Also, keep in mind, when the extension doesn’t load for a particular viewer there’s not even the extension taskbar indicating its existence. The taskbar is beyond the scope / reach of the extension, which is why, at the moment, we’re under the impression this is a Twitch-side issue.

I’d suggest trying to contact those who are experiencing the issues, and seeing if anyone can open dev tools and provide you with the info to narrow down the issue. My hunch is still something that it’s on your side, such as improper onAuthorized handling (I’ve seen some extensions that work based on lifecycle events, or are JS heavy, that have other processing/mounting happening prior to onAuthorized being handled which causes Twitch to think the extension has failed and doesn’t display it), or it could be range of issues but impossible to diagnose without knowing what your extension is doing.

As luck would have it, I’ve been one of those whose experienced the issue and did chase through the dev tools
There’s no console error.
In fact, there’s no iframe for the extension in the streamer’s main page. So it’s not that the extension fails to appear, it’s that it’s iframe that holds it never loads in the first place, suggesting its internal JS never even runs.
Again, there’s not even an extension taskbar icon. *

( * Actually it’s a little stranger than that: occasionally – but not always – there IS an extension taskbar icon, but it only lasts a split second before disappearing. If the problem were a result of JS coding , I’d expect the extension’s iframe to persist and fail to render, and an error to appear and persist in the console.)
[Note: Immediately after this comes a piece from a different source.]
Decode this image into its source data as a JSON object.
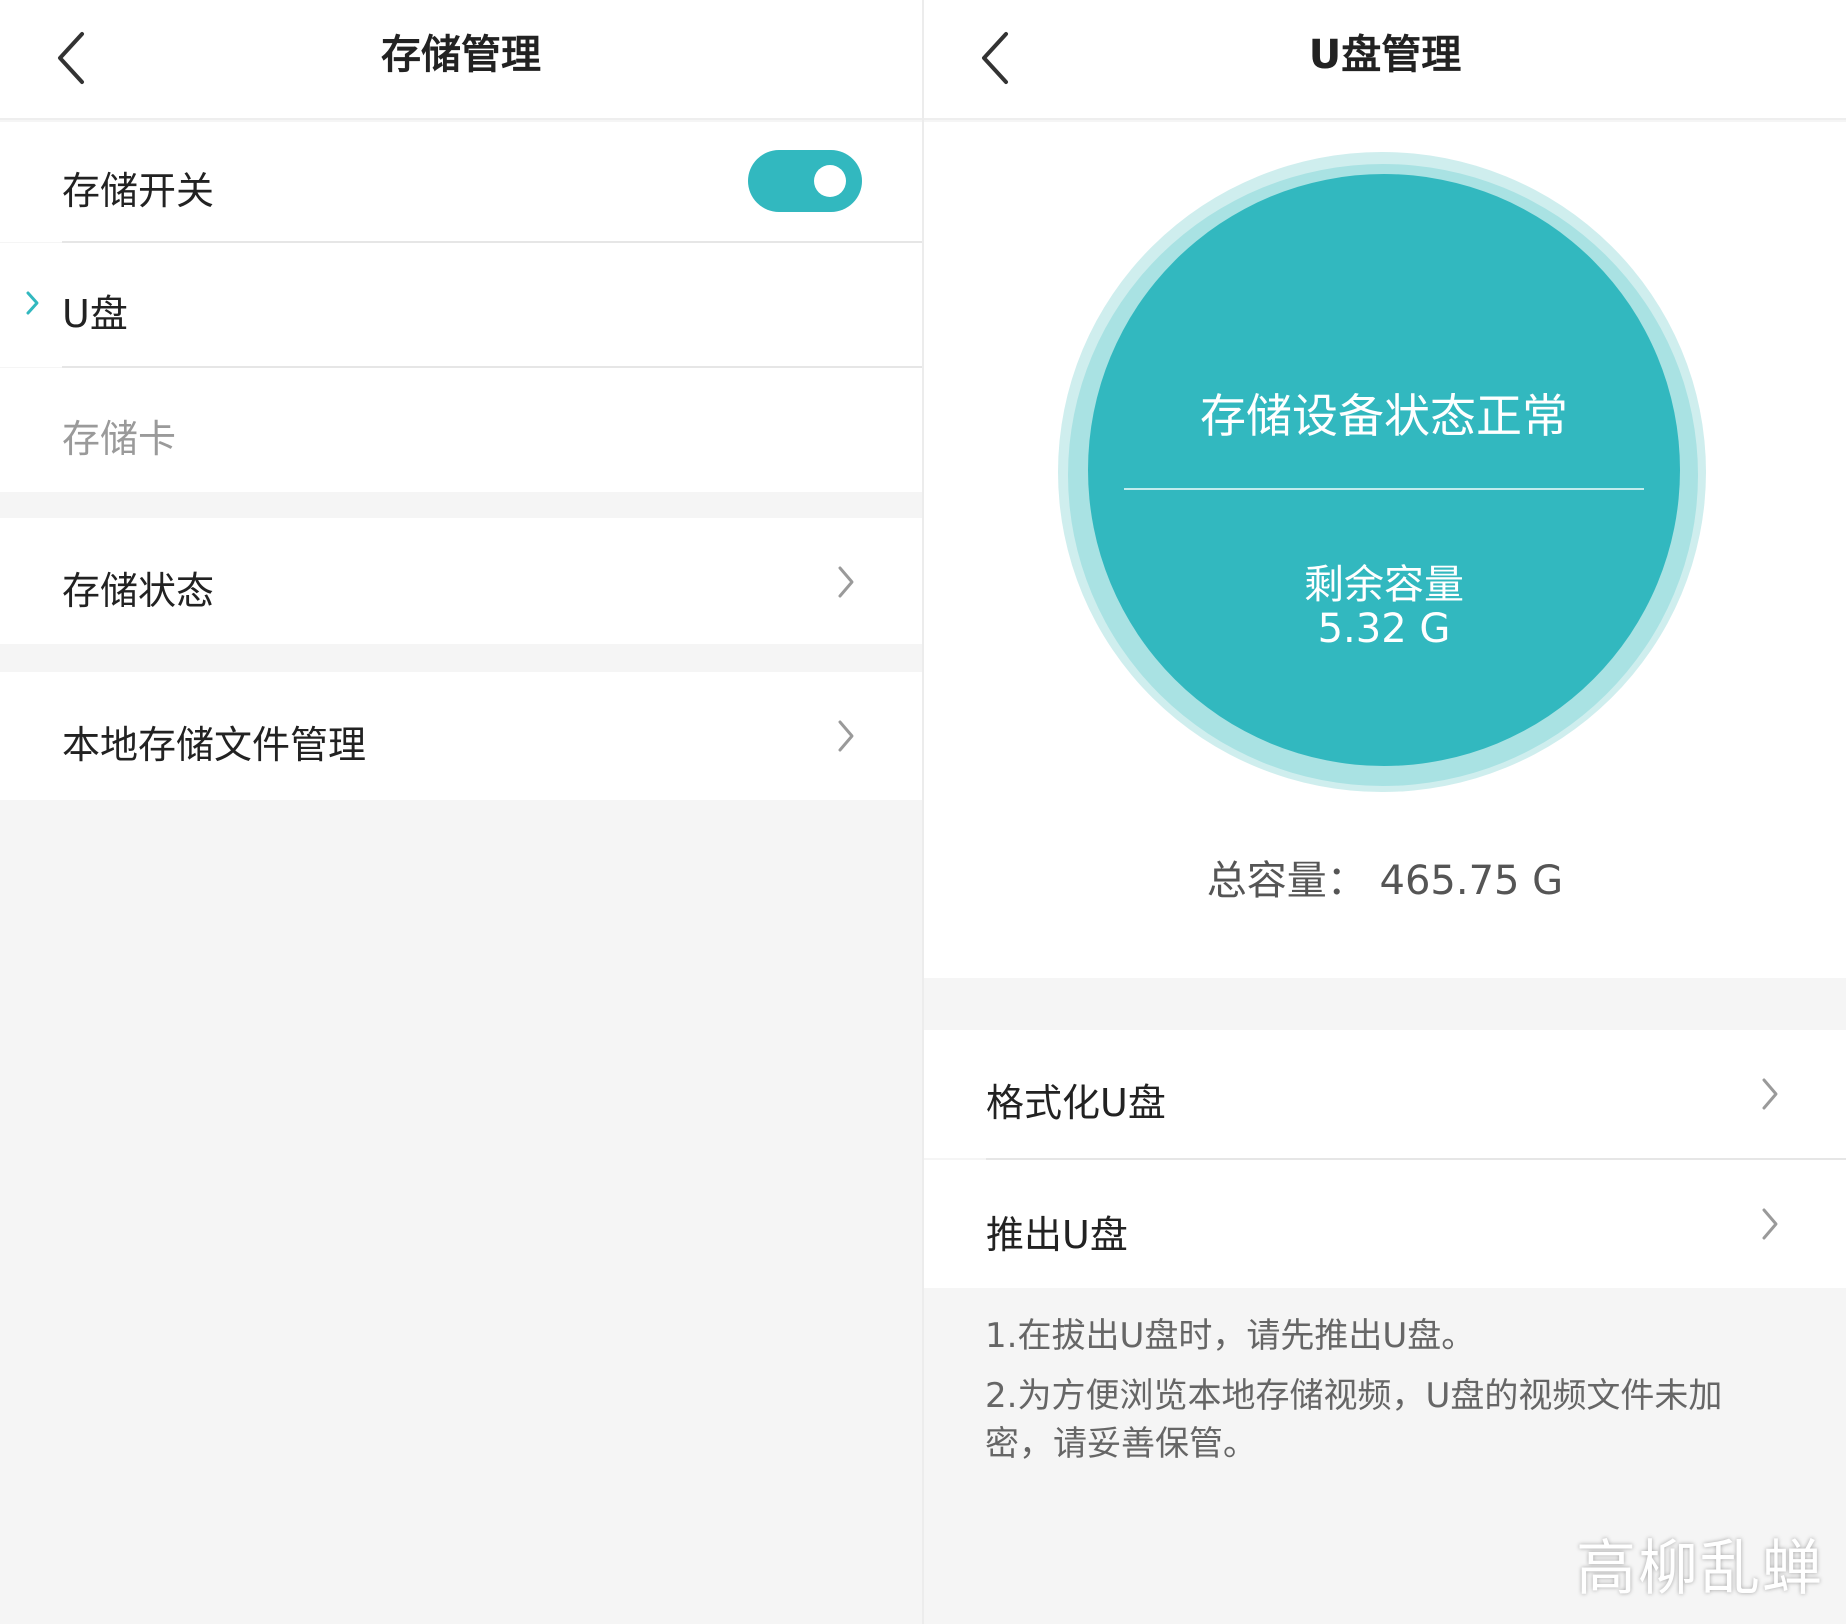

I suspect Twitch does not have code to remove an iframe from the streamer’s DOM after loading. It seems more likely the iframe never loaded to begin with.

All of this points to a problem on the Twitch side: failing to load the extension as opposed to failure of the extension.

Another thing to check then would be the network tab in devtools, that way you can see if it attempts to load the HTML (which would in turn load the JS). That would help rule out any client-side issues such as browser extensions that may be blocking it from loading (and extensions that fail to correctly load can result in the sidebar not loading if there are no functioning extensions).

Did that as well. In my particular case I have no extensions whatsoever, and tested it across several browsers: Safari, Chrome, Firefox, and TOR (effectively a stripped version Firefox but coming from a different IP)

When the extension fails to appear for me, all browsers are affected, suggesting it’s not extension related.

Keep in mind, the extension usually DOES appear for me. If I check the data feed on our server and can see someone has recently loaded the extension, I can see which stream that came from, and generally speaking I will be able to see it too.

The exception has been for streamers with large numbers of viewers. I can see their hits coming in, and usually I can load the Overlay, but sometimes I can’t. Again, it varies throughout the day and seems to affect others as well.

Since the extension is coded to load and render whether or not it gets a response from our server, and since I can see others feeding data to our server even when, at times, when I can’t load the Overlay myself – that suggests something outside of our scope.